[Records from a data collection]
_____

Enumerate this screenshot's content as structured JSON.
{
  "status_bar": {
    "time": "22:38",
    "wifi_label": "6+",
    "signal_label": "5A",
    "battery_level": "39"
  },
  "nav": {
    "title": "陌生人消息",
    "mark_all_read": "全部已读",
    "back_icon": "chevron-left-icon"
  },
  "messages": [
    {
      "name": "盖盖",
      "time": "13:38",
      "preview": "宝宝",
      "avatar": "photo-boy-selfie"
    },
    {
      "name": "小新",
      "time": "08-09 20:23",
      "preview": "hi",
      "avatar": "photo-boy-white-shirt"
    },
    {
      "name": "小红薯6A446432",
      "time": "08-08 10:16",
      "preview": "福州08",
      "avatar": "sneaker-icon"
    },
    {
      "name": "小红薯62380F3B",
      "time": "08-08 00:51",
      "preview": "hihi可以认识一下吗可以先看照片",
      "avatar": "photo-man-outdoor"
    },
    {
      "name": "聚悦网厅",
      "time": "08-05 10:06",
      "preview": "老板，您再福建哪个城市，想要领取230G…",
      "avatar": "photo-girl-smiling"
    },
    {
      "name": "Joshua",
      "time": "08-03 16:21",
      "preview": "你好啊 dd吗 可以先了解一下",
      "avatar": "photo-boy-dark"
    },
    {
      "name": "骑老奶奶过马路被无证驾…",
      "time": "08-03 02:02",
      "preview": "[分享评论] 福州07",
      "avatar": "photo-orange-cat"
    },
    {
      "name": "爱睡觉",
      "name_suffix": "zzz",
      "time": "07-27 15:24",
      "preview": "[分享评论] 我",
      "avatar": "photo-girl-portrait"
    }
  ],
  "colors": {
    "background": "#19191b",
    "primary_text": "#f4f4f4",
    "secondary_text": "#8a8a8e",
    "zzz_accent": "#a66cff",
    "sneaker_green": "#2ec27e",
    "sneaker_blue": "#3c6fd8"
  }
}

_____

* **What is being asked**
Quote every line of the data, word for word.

* **Result for this task**
Enumerate this screenshot's content as structured JSON.
{
  "status_bar": {
    "time": "22:38",
    "wifi_label": "6+",
    "signal_label": "5A",
    "battery_level": "39"
  },
  "nav": {
    "title": "陌生人消息",
    "mark_all_read": "全部已读",
    "back_icon": "chevron-left-icon"
  },
  "messages": [
    {
      "name": "盖盖",
      "time": "13:38",
      "preview": "宝宝",
      "avatar": "photo-boy-selfie"
    },
    {
      "name": "小新",
      "time": "08-09 20:23",
      "preview": "hi",
      "avatar": "photo-boy-white-shirt"
    },
    {
      "name": "小红薯6A446432",
      "time": "08-08 10:16",
      "preview": "福州08",
      "avatar": "sneaker-icon"
    },
    {
      "name": "小红薯62380F3B",
      "time": "08-08 00:51",
      "preview": "hihi可以认识一下吗可以先看照片",
      "avatar": "photo-man-outdoor"
    },
    {
      "name": "聚悦网厅",
      "time": "08-05 10:06",
      "preview": "老板，您再福建哪个城市，想要领取230G…",
      "avatar": "photo-girl-smiling"
    },
    {
      "name": "Joshua",
      "time": "08-03 16:21",
      "preview": "你好啊 dd吗 可以先了解一下",
      "avatar": "photo-boy-dark"
    },
    {
      "name": "骑老奶奶过马路被无证驾…",
      "time": "08-03 02:02",
      "preview": "[分享评论] 福州07",
      "avatar": "photo-orange-cat"
    },
    {
      "name": "爱睡觉",
      "name_suffix": "zzz",
      "time": "07-27 15:24",
      "preview": "[分享评论] 我",
      "avatar": "photo-girl-portrait"
    }
  ],
  "colors": {
    "background": "#19191b",
    "primary_text": "#f4f4f4",
    "secondary_text": "#8a8a8e",
    "zzz_accent": "#a66cff",
    "sneaker_green": "#2ec27e",
    "sneaker_blue": "#3c6fd8"
  }
}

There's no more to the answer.